Understanding conversation in noisy everyday situations can be a challenge for listeners, especially individuals who are older and/or hard-of-hearing. Listening in some everyday situations (e.g., at dinner parties) can be so challenging that people might even decide that they would rather stay home than go out.
Despite the fact that blind speakers learn to produce intelligible speech, they do not quite speak like sighted speakers do. Since they do not perceive others’ visual cues, blind speakers do not produce visible labial movements as much as their sighted peers do.
When a legacy stereo mix is played on headphones, all instruments or voices in that piece get placed in between the listener’s ears, inside of their head. This not only is unnatural and fatiguing for the listener, but is detrimental toward the original placement of the instruments in that musical piece.
2aNSa – Soundscapes and human restoration in green urban areas – Irene van Kamp, Elise van Kempen, Hanneke Kruize, Wim Swart
Worldwide there is a revival of interest in the positive effect of landscapes, green and blue space, open countryside on human well-being, quality of life, and health especially for urban dwellers. However, most studies do not account for the influence of the acoustic environment in these spaces both in a negative and positive way
Recently, even notable professional [tennis] players such as Rafael Nadal, Victoria Azarenka, and Novak Djokovic have withdrawn from tournaments because of wrist, elbow or shoulder injuries. A recent new solid foam-filled graphite racket design claims to reduce the risk of injury
2pED – Sound education for the deaf and hard of hearing Cameron Vongsawad,Mark Berardi, Kent Gee, Tracianne Neilsen, Jeannette Lawler
The deaf and hard of hearing have less intuition with sound but are no strangers to the effects of pressure, vibrations, and other basic acoustical principles. Brigham Young University recently expanded their “Sounds to Astound” outreach program (sounds.byu.edu) and developed an acoustics demonstration program for visiting deaf students.

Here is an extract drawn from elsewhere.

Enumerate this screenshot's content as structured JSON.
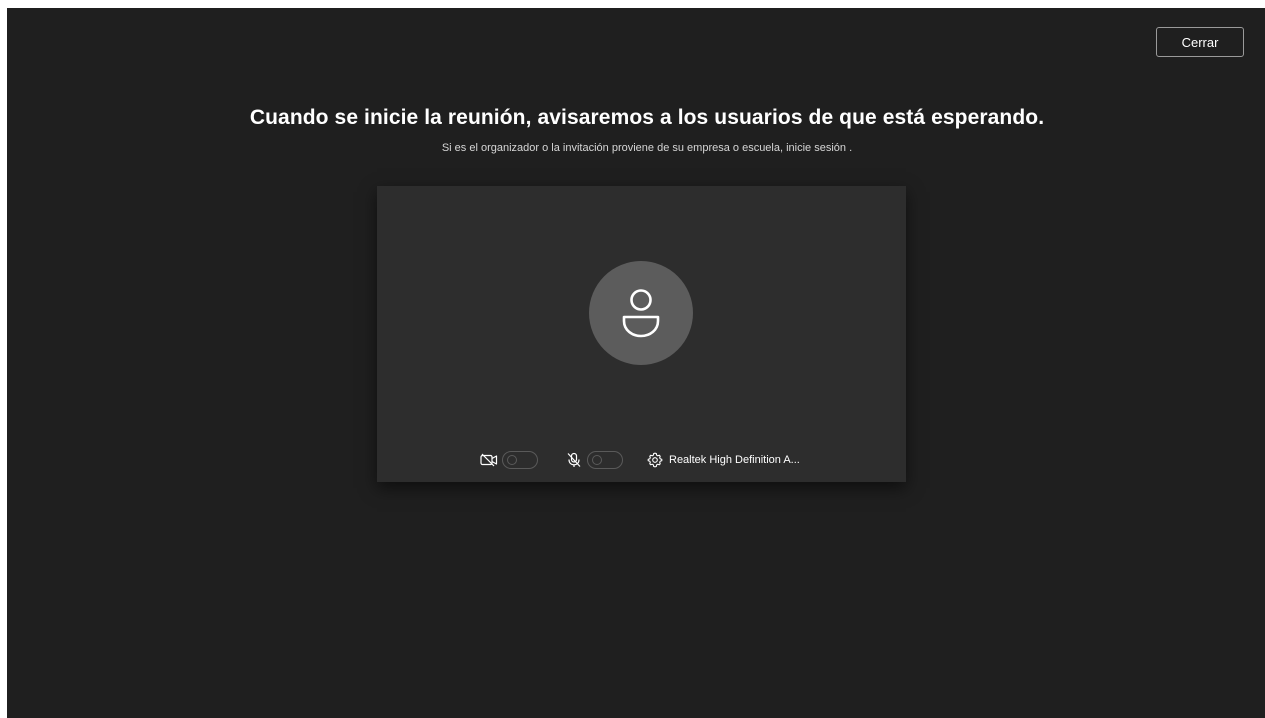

Some people are attracted to large parks due in part to their “peace and quiet” (McKenna 2013). But even in a desert, a snake may be heard to slither or wind may sigh between rocks. Does silence in fact exist? Finding truly quiet places, in nature or the built environment is increasingly difficult.

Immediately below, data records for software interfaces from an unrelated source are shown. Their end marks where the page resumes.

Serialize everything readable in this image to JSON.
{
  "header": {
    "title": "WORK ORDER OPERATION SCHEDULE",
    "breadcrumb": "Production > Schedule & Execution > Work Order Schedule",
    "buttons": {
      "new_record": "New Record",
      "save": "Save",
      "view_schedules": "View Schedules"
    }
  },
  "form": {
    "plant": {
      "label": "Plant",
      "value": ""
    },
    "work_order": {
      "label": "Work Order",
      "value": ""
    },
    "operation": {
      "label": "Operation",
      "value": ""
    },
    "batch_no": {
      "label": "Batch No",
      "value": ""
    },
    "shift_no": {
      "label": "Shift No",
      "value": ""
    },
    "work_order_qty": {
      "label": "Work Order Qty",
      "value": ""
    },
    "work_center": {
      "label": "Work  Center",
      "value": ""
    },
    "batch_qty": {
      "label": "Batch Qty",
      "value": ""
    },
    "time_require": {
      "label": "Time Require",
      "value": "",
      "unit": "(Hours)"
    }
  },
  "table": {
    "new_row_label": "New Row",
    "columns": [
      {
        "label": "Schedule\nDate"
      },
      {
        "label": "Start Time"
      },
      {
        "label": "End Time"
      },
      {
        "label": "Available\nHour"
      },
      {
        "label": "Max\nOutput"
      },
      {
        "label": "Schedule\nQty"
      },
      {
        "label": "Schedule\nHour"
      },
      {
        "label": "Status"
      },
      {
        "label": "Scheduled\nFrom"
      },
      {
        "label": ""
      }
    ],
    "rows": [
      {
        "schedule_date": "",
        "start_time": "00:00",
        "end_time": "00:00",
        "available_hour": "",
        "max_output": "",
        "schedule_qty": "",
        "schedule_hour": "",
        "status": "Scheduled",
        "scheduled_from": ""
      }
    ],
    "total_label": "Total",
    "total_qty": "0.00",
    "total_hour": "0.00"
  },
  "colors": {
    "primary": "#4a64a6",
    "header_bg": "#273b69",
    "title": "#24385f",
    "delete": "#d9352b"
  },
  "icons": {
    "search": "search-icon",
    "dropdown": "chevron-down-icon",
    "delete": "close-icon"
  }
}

1pABa2 – COULD WIND TURBINE NOISE INTERFERE WITH GREATER PRAIRIE CHICKEN (Tympanuchus cupido pinnatus) COURTSHIP? Edward J. Walsh, JoAnn McGee
Early on frigid, wind-swept, late-winter mornings, a low pitched hum, interrupted by the occasional dawn song of a Western Meadowlark (Sturnella neglecta) and other songbirds inhabiting the region, is virtually impossible to ignore.

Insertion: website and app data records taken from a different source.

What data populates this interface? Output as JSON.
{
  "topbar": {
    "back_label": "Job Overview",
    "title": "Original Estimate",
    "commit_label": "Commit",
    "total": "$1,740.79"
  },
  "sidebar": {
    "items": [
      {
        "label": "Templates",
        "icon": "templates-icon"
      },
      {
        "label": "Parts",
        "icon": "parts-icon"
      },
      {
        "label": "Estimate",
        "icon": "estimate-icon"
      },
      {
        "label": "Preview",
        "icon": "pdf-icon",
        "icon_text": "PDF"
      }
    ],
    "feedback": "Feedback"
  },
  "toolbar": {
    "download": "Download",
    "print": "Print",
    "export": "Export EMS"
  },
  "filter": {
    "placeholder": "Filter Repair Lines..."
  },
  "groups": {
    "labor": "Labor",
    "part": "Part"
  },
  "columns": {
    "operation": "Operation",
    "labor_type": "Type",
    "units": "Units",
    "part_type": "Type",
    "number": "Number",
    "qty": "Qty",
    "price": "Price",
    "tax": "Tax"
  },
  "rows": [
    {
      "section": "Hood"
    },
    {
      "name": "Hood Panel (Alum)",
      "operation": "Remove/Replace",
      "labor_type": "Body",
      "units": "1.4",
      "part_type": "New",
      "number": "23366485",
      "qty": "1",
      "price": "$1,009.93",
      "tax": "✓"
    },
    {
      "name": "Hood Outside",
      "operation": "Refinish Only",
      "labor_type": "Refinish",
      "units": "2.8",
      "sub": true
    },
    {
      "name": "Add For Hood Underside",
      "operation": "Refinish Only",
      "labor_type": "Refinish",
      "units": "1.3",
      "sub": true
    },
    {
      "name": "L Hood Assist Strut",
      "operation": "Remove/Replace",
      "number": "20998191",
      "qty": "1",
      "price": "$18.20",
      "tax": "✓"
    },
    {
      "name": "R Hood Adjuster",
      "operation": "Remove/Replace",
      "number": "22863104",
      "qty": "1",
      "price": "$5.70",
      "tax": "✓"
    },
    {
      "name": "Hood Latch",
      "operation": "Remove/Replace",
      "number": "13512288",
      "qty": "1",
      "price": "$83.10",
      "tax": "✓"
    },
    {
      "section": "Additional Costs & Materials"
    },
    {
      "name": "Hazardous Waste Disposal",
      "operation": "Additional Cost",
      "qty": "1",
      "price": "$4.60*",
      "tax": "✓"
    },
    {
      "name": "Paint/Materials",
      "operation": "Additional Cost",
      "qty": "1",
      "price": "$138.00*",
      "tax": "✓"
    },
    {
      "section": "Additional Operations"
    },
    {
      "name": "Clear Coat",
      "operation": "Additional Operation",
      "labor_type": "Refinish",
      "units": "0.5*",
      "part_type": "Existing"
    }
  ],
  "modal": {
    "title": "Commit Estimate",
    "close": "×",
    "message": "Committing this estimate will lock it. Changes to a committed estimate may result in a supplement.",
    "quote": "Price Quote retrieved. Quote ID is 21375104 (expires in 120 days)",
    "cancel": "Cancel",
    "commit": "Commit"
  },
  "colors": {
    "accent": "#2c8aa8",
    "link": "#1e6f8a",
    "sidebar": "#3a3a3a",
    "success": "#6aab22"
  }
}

4aSC2 – Effects of language and music experience on speech perception – T. Christina Zhao, Patricia K. Kuhl
Listeners’ performance in speech perception tasks is influenced by their experience in either processing strategy. Here, we use lexical tone processing as a window to examine how extensive experience in both strategies influence speech perception.
Since sound has no physical attributes related to space and the auditory receptors do not respond according to where the sound comes from, the brain makes computations based on the sound’s interaction with the listener’s head. These computations provide information about sound source location.
Volcanoes are outstanding natural sources of infrasound (low-frequency acoustic waves below 20 Hz). In the last few decades local infrasound networks have become an essential part of geophysical monitoring systems for volcanic activity.
Experimental demonstration of under ice acoustic communication The winter of Harbin is quite cold with an average temperature of -20o C to -30o C in January. An under ice acoustic communication experiment was done in Songhua River, Harbin, China in January 2015. The...